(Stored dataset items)
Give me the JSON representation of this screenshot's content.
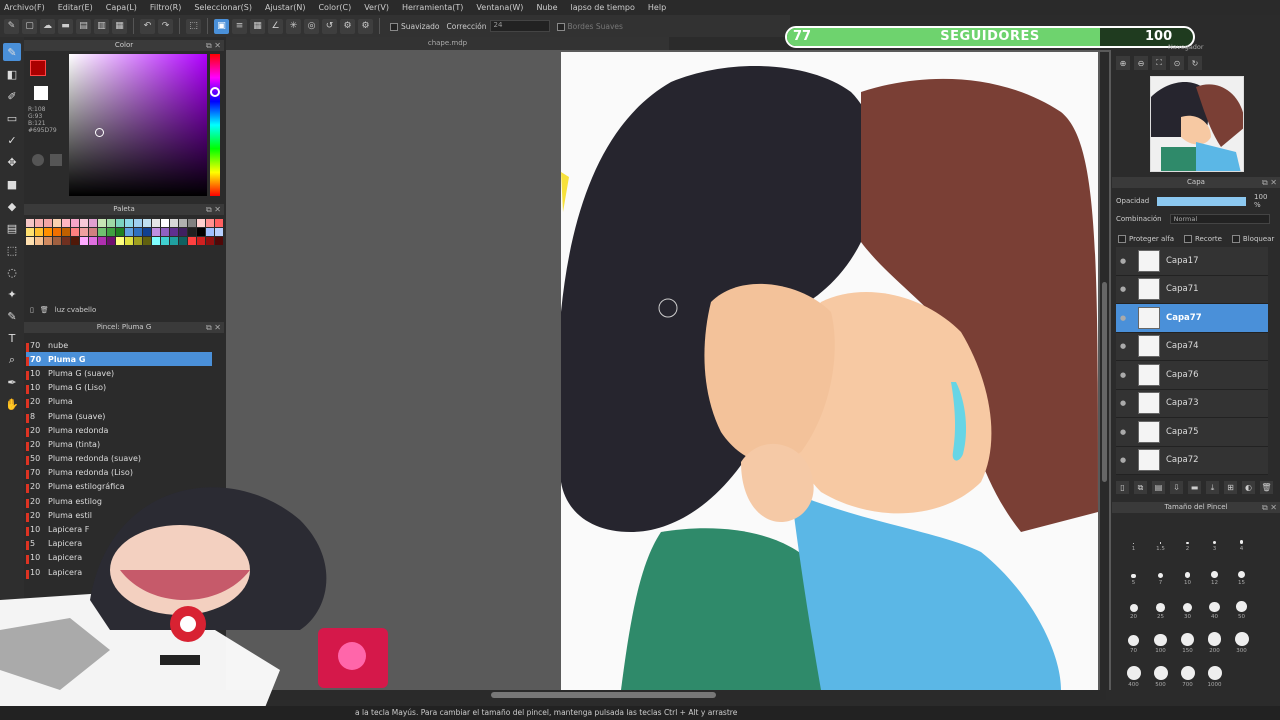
{
  "menu": [
    "Archivo(F)",
    "Editar(E)",
    "Capa(L)",
    "Filtro(R)",
    "Seleccionar(S)",
    "Ajustar(N)",
    "Color(C)",
    "Ver(V)",
    "Herramienta(T)",
    "Ventana(W)",
    "Nube",
    "lapso de tiempo",
    "Help"
  ],
  "toolbar": {
    "smooth_label": "Suavizado",
    "correction_label": "Corrección",
    "correction_value": "24",
    "soft_edges_label": "Bordes Suaves"
  },
  "document": {
    "tab_title": "chape.mdp"
  },
  "color_panel": {
    "title": "Color",
    "values": [
      "R:108",
      "G:93",
      "B:121",
      "#695D79"
    ]
  },
  "palette_panel": {
    "title": "Paleta",
    "palette_name": "luz cvabello",
    "colors": [
      "#f4c6c6",
      "#f6b0b0",
      "#f3a5a5",
      "#f9d2b0",
      "#ffb6c1",
      "#f5a6c8",
      "#f7c8d8",
      "#e0a0d0",
      "#c7e6b5",
      "#9fd9a6",
      "#7bd3c0",
      "#8ed8e8",
      "#a0d0f0",
      "#c0e0f0",
      "#e6e6e6",
      "#ffffff",
      "#d8d8d8",
      "#b0b0b0",
      "#808080",
      "#ffd0d0",
      "#ff9090",
      "#ff6060",
      "#ffe070",
      "#ffc030",
      "#ff9000",
      "#f07000",
      "#c06000",
      "#ff8080",
      "#f0a0a0",
      "#d08080",
      "#70c070",
      "#40a040",
      "#208020",
      "#60a0e0",
      "#3070c0",
      "#104090",
      "#c090e0",
      "#9060c0",
      "#603090",
      "#402060",
      "#202020",
      "#000000",
      "#a0c0ff",
      "#b8d0ff",
      "#ffe0b0",
      "#f5c090",
      "#d08a60",
      "#a06040",
      "#703020",
      "#501808",
      "#ffaaff",
      "#e070e0",
      "#b030b0",
      "#701070",
      "#ffff80",
      "#e0e040",
      "#a0a020",
      "#606010",
      "#80ffff",
      "#40d0d0",
      "#20a0a0",
      "#106060",
      "#ff4040",
      "#d02020",
      "#901010",
      "#500808"
    ]
  },
  "brush_panel": {
    "title": "Pincel: Pluma G",
    "items": [
      {
        "size": "70",
        "name": "nube",
        "selected": false
      },
      {
        "size": "70",
        "name": "Pluma G",
        "selected": true
      },
      {
        "size": "10",
        "name": "Pluma G (suave)",
        "selected": false
      },
      {
        "size": "10",
        "name": "Pluma G (Liso)",
        "selected": false
      },
      {
        "size": "20",
        "name": "Pluma",
        "selected": false
      },
      {
        "size": "8",
        "name": "Pluma (suave)",
        "selected": false
      },
      {
        "size": "20",
        "name": "Pluma redonda",
        "selected": false
      },
      {
        "size": "20",
        "name": "Pluma (tinta)",
        "selected": false
      },
      {
        "size": "50",
        "name": "Pluma redonda (suave)",
        "selected": false
      },
      {
        "size": "70",
        "name": "Pluma redonda (Liso)",
        "selected": false
      },
      {
        "size": "20",
        "name": "Pluma estilográfica",
        "selected": false
      },
      {
        "size": "20",
        "name": "Pluma estilog",
        "selected": false
      },
      {
        "size": "20",
        "name": "Pluma estil",
        "selected": false
      },
      {
        "size": "10",
        "name": "Lapicera F",
        "selected": false
      },
      {
        "size": "5",
        "name": "Lapicera",
        "selected": false
      },
      {
        "size": "10",
        "name": "Lapicera",
        "selected": false
      },
      {
        "size": "10",
        "name": "Lapicera",
        "selected": false
      }
    ]
  },
  "followers": {
    "current": "77",
    "label": "SEGUIDORES",
    "goal": "100",
    "progress_fraction": 0.77
  },
  "navigator": {
    "title": "Navegador"
  },
  "layer_panel": {
    "title": "Capa",
    "opacity_label": "Opacidad",
    "opacity_value": "100 %",
    "blend_label": "Combinación",
    "blend_value": "Normal",
    "protect_alpha": "Proteger alfa",
    "clipping": "Recorte",
    "lock": "Bloquear",
    "layers": [
      {
        "name": "Capa17",
        "selected": false
      },
      {
        "name": "Capa71",
        "selected": false
      },
      {
        "name": "Capa77",
        "selected": true
      },
      {
        "name": "Capa74",
        "selected": false
      },
      {
        "name": "Capa76",
        "selected": false
      },
      {
        "name": "Capa73",
        "selected": false
      },
      {
        "name": "Capa75",
        "selected": false
      },
      {
        "name": "Capa72",
        "selected": false
      }
    ]
  },
  "brush_size_panel": {
    "title": "Tamaño del Pincel",
    "sizes": [
      "1",
      "1.5",
      "2",
      "3",
      "4",
      "5",
      "7",
      "10",
      "12",
      "15",
      "20",
      "25",
      "30",
      "40",
      "50",
      "70",
      "100",
      "150",
      "200",
      "300",
      "400",
      "500",
      "700",
      "1000"
    ]
  },
  "status": {
    "text": "a la tecla Mayús. Para cambiar el tamaño del pincel, mantenga pulsada las teclas Ctrl + Alt y arrastre"
  },
  "colors": {
    "accent": "#4a90d9",
    "progress": "#6ed36e"
  }
}
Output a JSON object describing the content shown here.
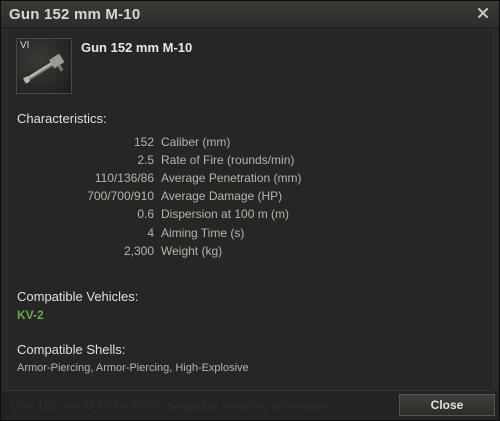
{
  "window": {
    "title": "Gun 152 mm M-10",
    "footer_ghost_text": "Gun 152 mm M-10 for KV-2 compatible modules information",
    "close_button_label": "Close"
  },
  "module": {
    "tier": "VI",
    "name": "Gun 152 mm M-10"
  },
  "characteristics": {
    "header": "Characteristics:",
    "rows": [
      {
        "value": "152",
        "label": "Caliber (mm)"
      },
      {
        "value": "2.5",
        "label": "Rate of Fire (rounds/min)"
      },
      {
        "value": "110/136/86",
        "label": "Average Penetration (mm)"
      },
      {
        "value": "700/700/910",
        "label": "Average Damage (HP)"
      },
      {
        "value": "0.6",
        "label": "Dispersion at 100 m (m)"
      },
      {
        "value": "4",
        "label": "Aiming Time (s)"
      },
      {
        "value": "2,300",
        "label": "Weight (kg)"
      }
    ]
  },
  "compatible_vehicles": {
    "header": "Compatible Vehicles:",
    "vehicle": "KV-2",
    "vehicle_color": "#6fa552"
  },
  "compatible_shells": {
    "header": "Compatible Shells:",
    "text": "Armor-Piercing, Armor-Piercing, High-Explosive"
  },
  "icons": {
    "close": "close-icon",
    "module": "gun-icon"
  }
}
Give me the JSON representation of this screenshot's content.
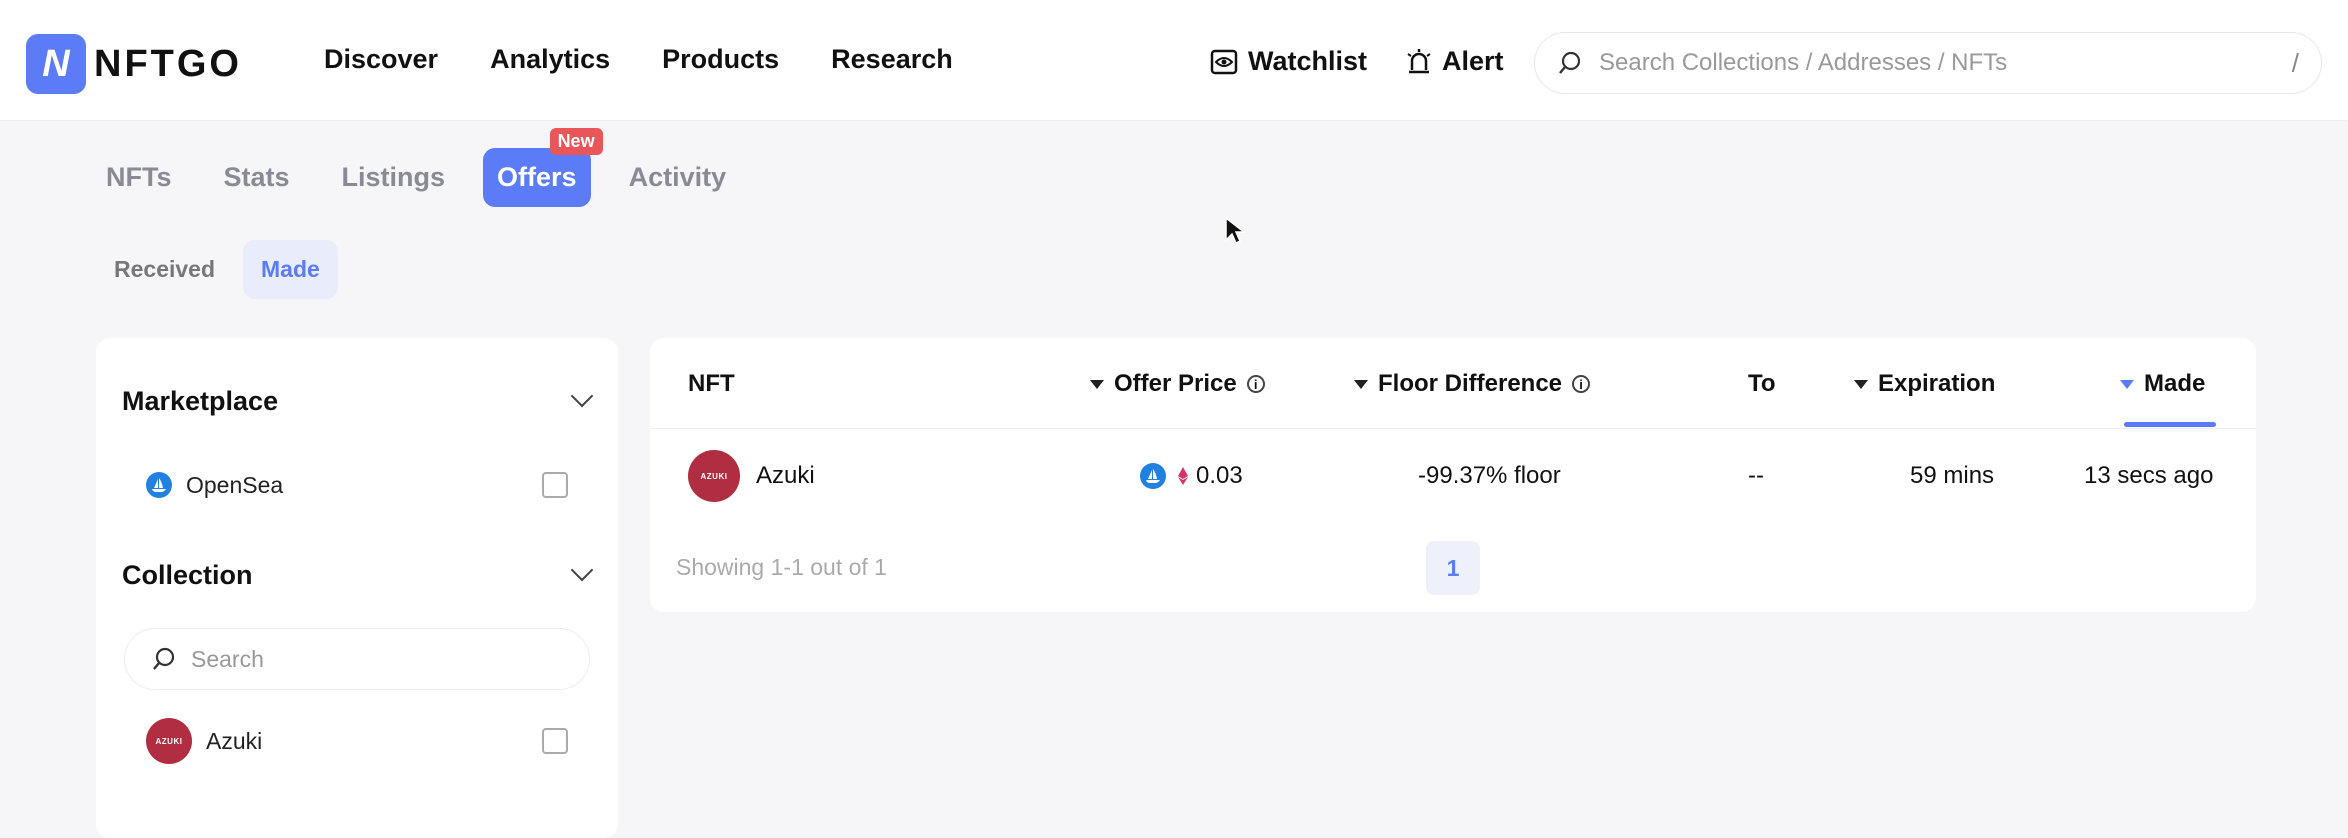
{
  "header": {
    "logo_text": "NFTGO",
    "nav": [
      "Discover",
      "Analytics",
      "Products",
      "Research"
    ],
    "watchlist_label": "Watchlist",
    "alert_label": "Alert",
    "search_placeholder": "Search Collections / Addresses / NFTs",
    "search_shortcut": "/"
  },
  "tabs": {
    "items": [
      "NFTs",
      "Stats",
      "Listings",
      "Offers",
      "Activity"
    ],
    "active": "Offers",
    "offers_badge": "New"
  },
  "subtabs": {
    "items": [
      "Received",
      "Made"
    ],
    "active": "Made"
  },
  "sidebar": {
    "marketplace_title": "Marketplace",
    "marketplace_option": "OpenSea",
    "collection_title": "Collection",
    "search_placeholder": "Search",
    "collection_option": "Azuki",
    "avatar_text": "AZUKI"
  },
  "table": {
    "columns": {
      "nft": "NFT",
      "offer_price": "Offer Price",
      "floor_difference": "Floor Difference",
      "to": "To",
      "expiration": "Expiration",
      "made": "Made"
    },
    "rows": [
      {
        "nft": "Azuki",
        "offer_price": "0.03",
        "floor_difference": "-99.37% floor",
        "to": "--",
        "expiration": "59 mins",
        "made": "13 secs ago"
      }
    ],
    "footer": "Showing 1-1 out of 1",
    "current_page": "1"
  },
  "colors": {
    "accent": "#5b7cf6",
    "badge": "#e8565a",
    "azuki": "#b12d41",
    "opensea": "#2081e2"
  }
}
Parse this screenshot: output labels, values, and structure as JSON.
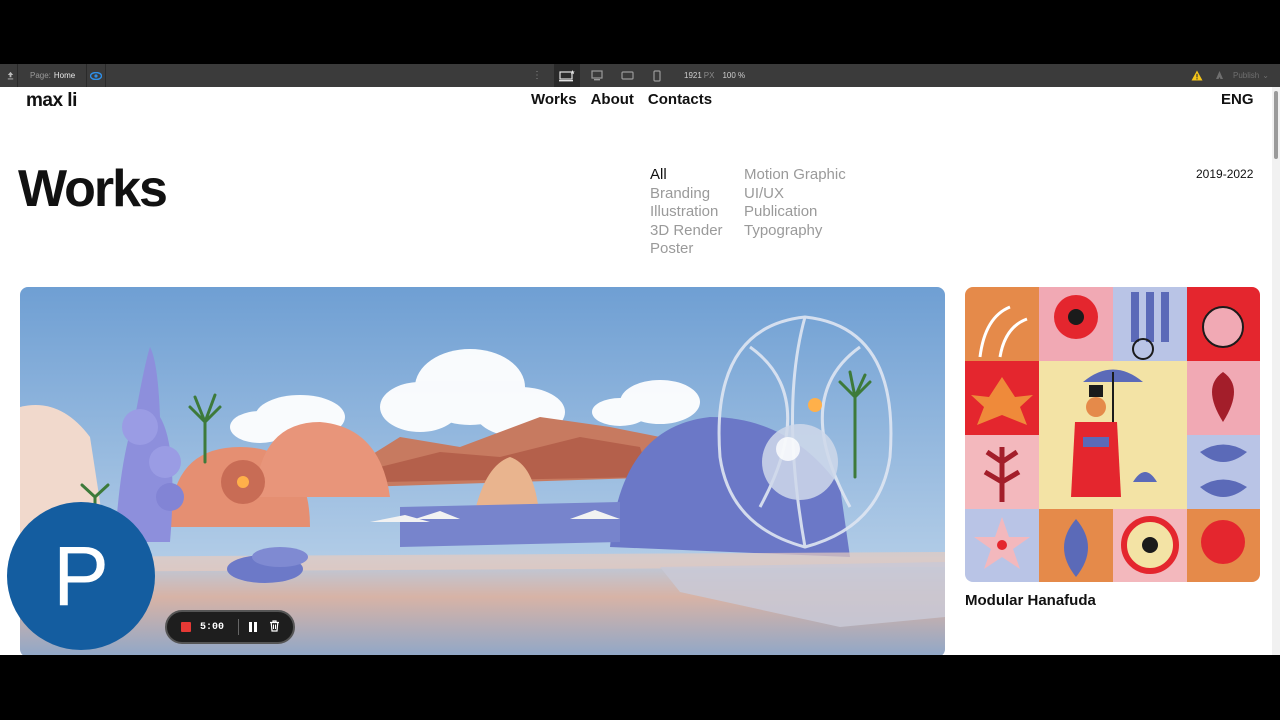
{
  "editor": {
    "page_label": "Page:",
    "page_name": "Home",
    "viewport_width": "1921",
    "viewport_unit": "PX",
    "zoom": "100 %",
    "publish_label": "Publish"
  },
  "site": {
    "logo": "max li",
    "nav": [
      "Works",
      "About",
      "Contacts"
    ],
    "language": "ENG",
    "heading": "Works",
    "years": "2019-2022",
    "filters_col1": [
      "All",
      "Branding",
      "Illustration",
      "3D Render",
      "Poster"
    ],
    "filters_col2": [
      "Motion Graphic",
      "UI/UX",
      "Publication",
      "Typography"
    ],
    "active_filter": "All",
    "cards": [
      {
        "title": "Modular Hanafuda"
      }
    ]
  },
  "overlay": {
    "avatar_letter": "P",
    "recording_time": "5:00"
  },
  "colors": {
    "editor_bar": "#3b3b3b",
    "avatar": "#145da0",
    "record": "#e53935"
  }
}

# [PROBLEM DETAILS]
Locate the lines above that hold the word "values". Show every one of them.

# [TASK RESPONSE]
    "values": [
Parse this screenshot: output labels, values, and structure as JSON.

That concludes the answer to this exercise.